__Work request__:
Copy out all lines of the records in which the word "Bini" appears.

__Source information__:
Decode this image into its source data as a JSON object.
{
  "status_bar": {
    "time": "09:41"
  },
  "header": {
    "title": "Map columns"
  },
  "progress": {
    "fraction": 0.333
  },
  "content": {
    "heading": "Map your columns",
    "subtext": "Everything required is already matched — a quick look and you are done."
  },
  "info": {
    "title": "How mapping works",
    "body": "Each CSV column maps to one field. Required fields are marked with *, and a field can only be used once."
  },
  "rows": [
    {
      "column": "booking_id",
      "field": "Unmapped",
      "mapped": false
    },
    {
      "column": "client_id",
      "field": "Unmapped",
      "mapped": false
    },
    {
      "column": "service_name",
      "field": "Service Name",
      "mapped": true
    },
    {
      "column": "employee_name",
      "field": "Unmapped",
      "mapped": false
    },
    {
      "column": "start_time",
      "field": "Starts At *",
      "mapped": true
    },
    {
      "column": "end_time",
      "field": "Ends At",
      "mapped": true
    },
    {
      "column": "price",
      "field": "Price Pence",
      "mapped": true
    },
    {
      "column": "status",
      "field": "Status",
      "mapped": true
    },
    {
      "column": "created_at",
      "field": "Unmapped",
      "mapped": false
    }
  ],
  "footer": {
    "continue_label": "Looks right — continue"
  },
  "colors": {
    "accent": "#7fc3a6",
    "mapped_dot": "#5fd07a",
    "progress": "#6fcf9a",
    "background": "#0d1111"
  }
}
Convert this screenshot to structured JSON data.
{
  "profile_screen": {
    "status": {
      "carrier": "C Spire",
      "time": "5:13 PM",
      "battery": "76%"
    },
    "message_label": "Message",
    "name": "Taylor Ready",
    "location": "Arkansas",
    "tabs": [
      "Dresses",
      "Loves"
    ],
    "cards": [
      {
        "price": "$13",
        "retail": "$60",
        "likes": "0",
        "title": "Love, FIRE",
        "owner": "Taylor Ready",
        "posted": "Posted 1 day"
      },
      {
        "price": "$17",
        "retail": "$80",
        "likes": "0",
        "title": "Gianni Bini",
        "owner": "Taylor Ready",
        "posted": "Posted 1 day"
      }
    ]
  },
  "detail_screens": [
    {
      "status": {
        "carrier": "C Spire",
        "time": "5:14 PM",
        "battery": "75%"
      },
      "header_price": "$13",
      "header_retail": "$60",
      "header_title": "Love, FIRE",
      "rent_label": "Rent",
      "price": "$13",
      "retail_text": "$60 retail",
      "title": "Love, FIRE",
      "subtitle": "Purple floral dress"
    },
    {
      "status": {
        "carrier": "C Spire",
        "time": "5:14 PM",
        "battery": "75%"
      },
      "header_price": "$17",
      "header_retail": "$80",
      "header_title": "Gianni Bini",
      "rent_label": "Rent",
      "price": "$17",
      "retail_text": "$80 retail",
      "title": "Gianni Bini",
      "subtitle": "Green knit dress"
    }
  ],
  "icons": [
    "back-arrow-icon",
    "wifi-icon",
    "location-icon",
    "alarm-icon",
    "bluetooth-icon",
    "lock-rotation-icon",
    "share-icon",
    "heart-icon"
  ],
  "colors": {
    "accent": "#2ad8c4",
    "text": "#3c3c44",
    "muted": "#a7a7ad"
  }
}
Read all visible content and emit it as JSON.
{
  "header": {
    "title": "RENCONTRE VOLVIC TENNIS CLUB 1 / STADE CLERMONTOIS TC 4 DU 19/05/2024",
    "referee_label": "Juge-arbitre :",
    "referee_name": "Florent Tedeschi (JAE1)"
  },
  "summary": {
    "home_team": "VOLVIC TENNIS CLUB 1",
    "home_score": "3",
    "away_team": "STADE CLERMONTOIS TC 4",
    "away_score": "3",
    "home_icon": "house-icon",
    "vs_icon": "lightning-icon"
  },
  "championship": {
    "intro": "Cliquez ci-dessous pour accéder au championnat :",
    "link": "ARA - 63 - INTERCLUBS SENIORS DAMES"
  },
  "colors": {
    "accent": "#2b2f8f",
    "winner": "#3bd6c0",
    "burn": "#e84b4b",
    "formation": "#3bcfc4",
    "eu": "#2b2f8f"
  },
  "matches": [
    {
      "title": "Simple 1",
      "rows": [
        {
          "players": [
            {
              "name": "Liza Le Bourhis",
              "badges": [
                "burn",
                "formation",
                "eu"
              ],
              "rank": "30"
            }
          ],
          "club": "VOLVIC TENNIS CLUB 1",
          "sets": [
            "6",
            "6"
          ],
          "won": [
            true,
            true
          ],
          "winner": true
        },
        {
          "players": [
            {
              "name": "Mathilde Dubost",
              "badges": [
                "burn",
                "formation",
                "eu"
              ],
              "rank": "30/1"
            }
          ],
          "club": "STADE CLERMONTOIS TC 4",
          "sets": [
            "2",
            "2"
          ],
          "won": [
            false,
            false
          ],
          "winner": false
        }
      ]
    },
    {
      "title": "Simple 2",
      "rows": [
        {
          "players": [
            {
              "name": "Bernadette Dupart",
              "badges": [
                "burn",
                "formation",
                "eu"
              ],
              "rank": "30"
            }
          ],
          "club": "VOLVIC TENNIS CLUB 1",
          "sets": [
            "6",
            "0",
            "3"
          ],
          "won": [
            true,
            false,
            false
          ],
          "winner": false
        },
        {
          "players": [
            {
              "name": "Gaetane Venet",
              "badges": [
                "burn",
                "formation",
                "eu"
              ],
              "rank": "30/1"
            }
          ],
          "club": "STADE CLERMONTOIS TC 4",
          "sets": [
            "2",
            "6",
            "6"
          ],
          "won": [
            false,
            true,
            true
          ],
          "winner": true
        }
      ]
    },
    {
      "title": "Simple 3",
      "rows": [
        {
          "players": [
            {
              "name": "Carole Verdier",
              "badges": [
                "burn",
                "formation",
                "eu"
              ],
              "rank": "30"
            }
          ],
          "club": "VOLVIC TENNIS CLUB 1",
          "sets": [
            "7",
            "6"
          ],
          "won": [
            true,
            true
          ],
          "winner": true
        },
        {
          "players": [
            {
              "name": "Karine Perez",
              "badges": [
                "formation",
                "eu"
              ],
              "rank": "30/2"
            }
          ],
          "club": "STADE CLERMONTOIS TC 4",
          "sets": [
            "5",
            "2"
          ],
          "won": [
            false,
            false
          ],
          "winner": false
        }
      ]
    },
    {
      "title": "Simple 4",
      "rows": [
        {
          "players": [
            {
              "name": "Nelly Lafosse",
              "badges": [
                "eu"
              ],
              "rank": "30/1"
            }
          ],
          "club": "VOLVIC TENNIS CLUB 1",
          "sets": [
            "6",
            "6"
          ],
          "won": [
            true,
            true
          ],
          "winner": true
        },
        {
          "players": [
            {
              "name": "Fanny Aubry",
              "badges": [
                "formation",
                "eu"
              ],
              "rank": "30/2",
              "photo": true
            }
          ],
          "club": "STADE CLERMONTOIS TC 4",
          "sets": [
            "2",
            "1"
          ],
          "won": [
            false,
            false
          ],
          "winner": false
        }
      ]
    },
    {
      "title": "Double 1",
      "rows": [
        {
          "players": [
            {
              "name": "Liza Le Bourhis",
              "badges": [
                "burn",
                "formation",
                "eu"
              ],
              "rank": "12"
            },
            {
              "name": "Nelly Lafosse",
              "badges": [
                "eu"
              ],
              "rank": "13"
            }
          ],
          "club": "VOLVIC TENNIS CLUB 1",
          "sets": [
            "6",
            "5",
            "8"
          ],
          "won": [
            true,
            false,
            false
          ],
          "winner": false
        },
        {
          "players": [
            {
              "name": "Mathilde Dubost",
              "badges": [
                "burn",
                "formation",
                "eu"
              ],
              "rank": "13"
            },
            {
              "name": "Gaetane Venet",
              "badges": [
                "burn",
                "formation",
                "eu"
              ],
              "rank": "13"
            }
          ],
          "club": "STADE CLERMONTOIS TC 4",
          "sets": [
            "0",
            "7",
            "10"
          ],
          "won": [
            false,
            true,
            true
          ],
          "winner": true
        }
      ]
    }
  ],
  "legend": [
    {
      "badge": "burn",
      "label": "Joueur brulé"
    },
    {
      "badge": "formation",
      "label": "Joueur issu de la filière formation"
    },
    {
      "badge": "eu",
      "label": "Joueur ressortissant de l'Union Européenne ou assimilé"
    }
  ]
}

__Reply to the task__:
        "title": "Gianni Bini",
      "header_title": "Gianni Bini",
      "title": "Gianni Bini",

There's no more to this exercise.